THE OLD WAYS
A Journey on Foot
By Robert Macfarlane
Illustrated. 433 pp. Viking.
I am lucky enough to live in Aurora, CO, on the eastern side of the Denver metroplex. I know full well that some from more fashionable parts of town sometimes scoff at our burg and think it a backwater. Still, it has some of the best eating and friendliest people around and for me there’s a bonus in the fact that just a 10 minute walk from my house I can share the day with hawks and eagles, egrets and pelicans, coypu, deer and beaver, in some lovely wild scenery. Coincidentally or not, I have recently been reading quite a bit about the natural world. So in this month’s newsletter we have not one but three, albeit short, book reviews. All three happen to have another book at their core and all involve human interaction with the natural world.
The first of these is The Old Ways: A Journey on Foot by Robert Macfarlane. It was given to me by an old, friend, Cathy Hull, and it’s one of my all-time favorite books. On one level it’s a travelogue of walks taken in England and Scotland and further afield in China, Spain, the Himalayas — but it’s as much an internal journey as an external one. Central to the narrative and spirit of the book is the work of the Anglo-Welsh poet and author, Edward Thomas. Written in taut prose that is nonetheless rich and poetic, the book charts inner and outer journeys. It is abundant with observations on geology, history, plant and animal life, architecture, and insightful ruminations on the human being and our place in the natural world.

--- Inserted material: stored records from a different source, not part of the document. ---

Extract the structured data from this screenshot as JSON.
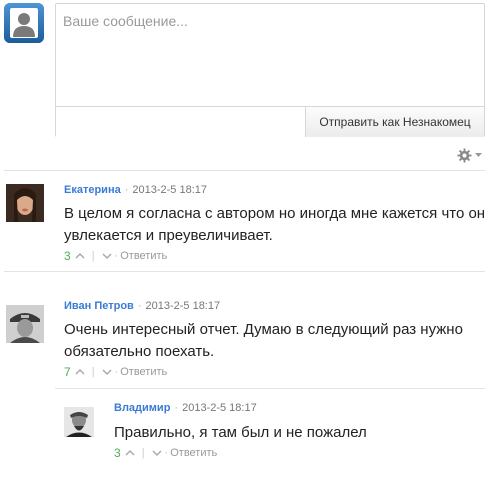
{
  "compose": {
    "placeholder": "Ваше сообщение...",
    "send_label": "Отправить как Незнакомец"
  },
  "icons": {
    "self_avatar": "user-silhouette-icon",
    "settings": "gear-icon",
    "upvote": "chevron-up-icon",
    "downvote": "chevron-down-icon"
  },
  "colors": {
    "author": "#3a7bd5",
    "votes": "#4caf50",
    "avatar_bg": "#2e6db4"
  },
  "comments": [
    {
      "author": "Екатерина",
      "date": "2013-2-5 18:17",
      "text": "В целом я согласна с автором но иногда мне кажется что он увлекается и преувеличивает.",
      "votes": "3",
      "reply_label": "Ответить"
    },
    {
      "author": "Иван Петров",
      "date": "2013-2-5 18:17",
      "text": "Очень интересный отчет. Думаю в следующий раз нужно обязательно поехать.",
      "votes": "7",
      "reply_label": "Ответить"
    },
    {
      "author": "Владимир",
      "date": "2013-2-5 18:17",
      "text": "Правильно, я там был и не пожалел",
      "votes": "3",
      "reply_label": "Ответить"
    }
  ]
}
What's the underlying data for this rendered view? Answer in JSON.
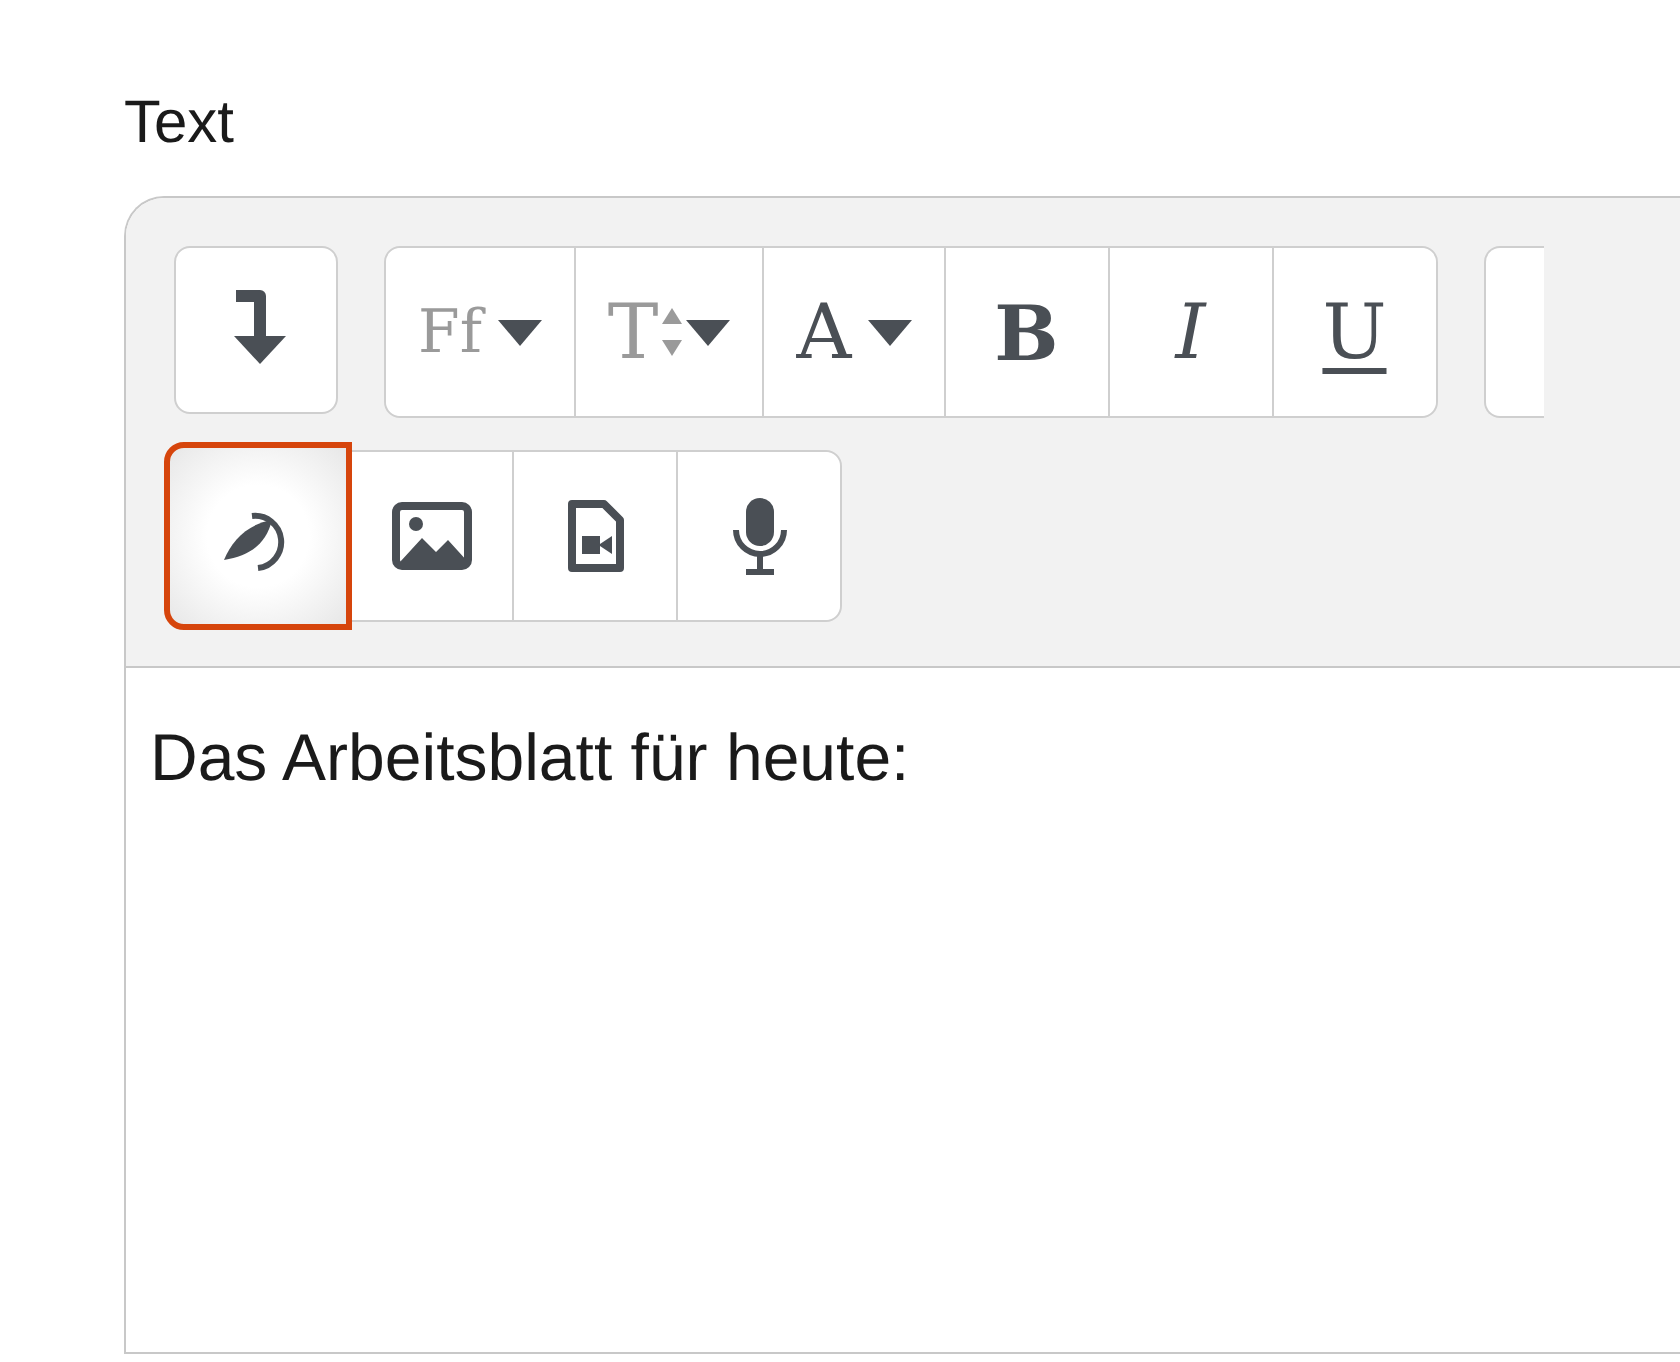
{
  "field_label": "Text",
  "toolbar": [
    {
      "buttons": [
        {
          "kind": "linebreak",
          "highlighted": false,
          "disabled": false
        }
      ]
    },
    {
      "buttons": [
        {
          "kind": "font",
          "label": "Ff",
          "dropdown": true,
          "highlighted": false,
          "disabled": true
        },
        {
          "kind": "size",
          "label": "T",
          "dropdown": true,
          "highlighted": false,
          "disabled": true
        },
        {
          "kind": "color",
          "label": "A",
          "dropdown": true,
          "highlighted": false,
          "disabled": false
        },
        {
          "kind": "bold",
          "label": "B",
          "dropdown": false,
          "highlighted": false,
          "disabled": false
        },
        {
          "kind": "italic",
          "label": "I",
          "dropdown": false,
          "highlighted": false,
          "disabled": false
        },
        {
          "kind": "underline",
          "label": "U",
          "dropdown": false,
          "highlighted": false,
          "disabled": false
        }
      ]
    },
    {
      "row_break": true,
      "buttons": [
        {
          "kind": "media",
          "highlighted": true,
          "disabled": false
        },
        {
          "kind": "image",
          "highlighted": false,
          "disabled": false
        },
        {
          "kind": "video",
          "highlighted": false,
          "disabled": false
        },
        {
          "kind": "audio",
          "highlighted": false,
          "disabled": false
        }
      ]
    }
  ],
  "content": "Das Arbeitsblatt für heute:"
}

While the book recounts what one would think of as a solitary experience, it teems with fascinating people living lives of connection and passion.
This is a book than can be profitably dipped into at any time and one that will stay with you a long time.
H IS FOR HAWK
By Helen Macdonald
300 pp. Grove Press.
Another book that was recommended to me by Cathy was H is for Hawk. This book recently won the Costa Prize and it, too, is a treasure. It’s a fiercely honest account of Helen Macdonald’s coming to terms with her father’s death and how she worked through her grief by training a goshawk — a notoriously difficult bird to bend to one’s will. The ruling spirit of this book is an earlier book, The Goshawk by T.H. White (The Once and Future King is his most famous book). I read The Goshawk many years ago — it was one of the few books I brought with me when I moved to the US — and it was a book that captivated me, as it did the author of this book. There are no trite solutions in this book and no myths of bonding with a wild animal. It is, rather, a book of deep acceptance of the way things are and how those who have a deep history in a place are perhaps the most fortunate among us.
THE SHEPHERD’S LIFE
Modern Dispatches From an Ancient Landscape
By James Rebanks
Illustrated. 293 pages. Flatiron Books.
On that theme, I come to a third book: A Shepherd’s Life by James Rebanks. This book, too, was inspired by another. In this case it was A Shepherd’s Life by W.H. Hudson (1910).
Rebanks was born and raised on a sheep farm in the English Lake District and his school career was a disaster. He was written off as a failure and was happy to be thought so, but he changed his mind about reading and learning when he came across and read Hudson’s book. Thrilled to find “people like us” therein, he acquired the habit of reading voraciously, and attended night school. On the urging of a teacher, he applied to Oxford University and was accepted. At no point, though, does he ever think about permanently leaving the fells and the sheep and the old way of life. When he finishes at Oxford, he returns to his home and former life.
The book recounts a year in the life of a shepherd — the joys and frustrations, the beauty and the misery and the unsentimental pride in having deep roots in a place and pride in one’s work.
The prose is … well, a little prosey at times, but is equally poetic and moving at others. It reads easily and eloquently and there’s a kind of matter-of-factness about it that’s quite refreshing if, at times, perhaps a little disingenuous. His recounting of his disastrous school career and his later triumphant acceptance by Oxford feels a little glossed over and not feel quite like full disclosure. And his insistence with his children that things be done the proper way, feels like there might be a tyrant in the making. It is, as his four-year-old daughter says, “all about the sheep”. Still, it’s a remarkable book and a timely one. While there is evidence that many of the old ways of life and living are making a comeback among younger generations, many communities are under siege by the modern world as old values and traditions are threatened.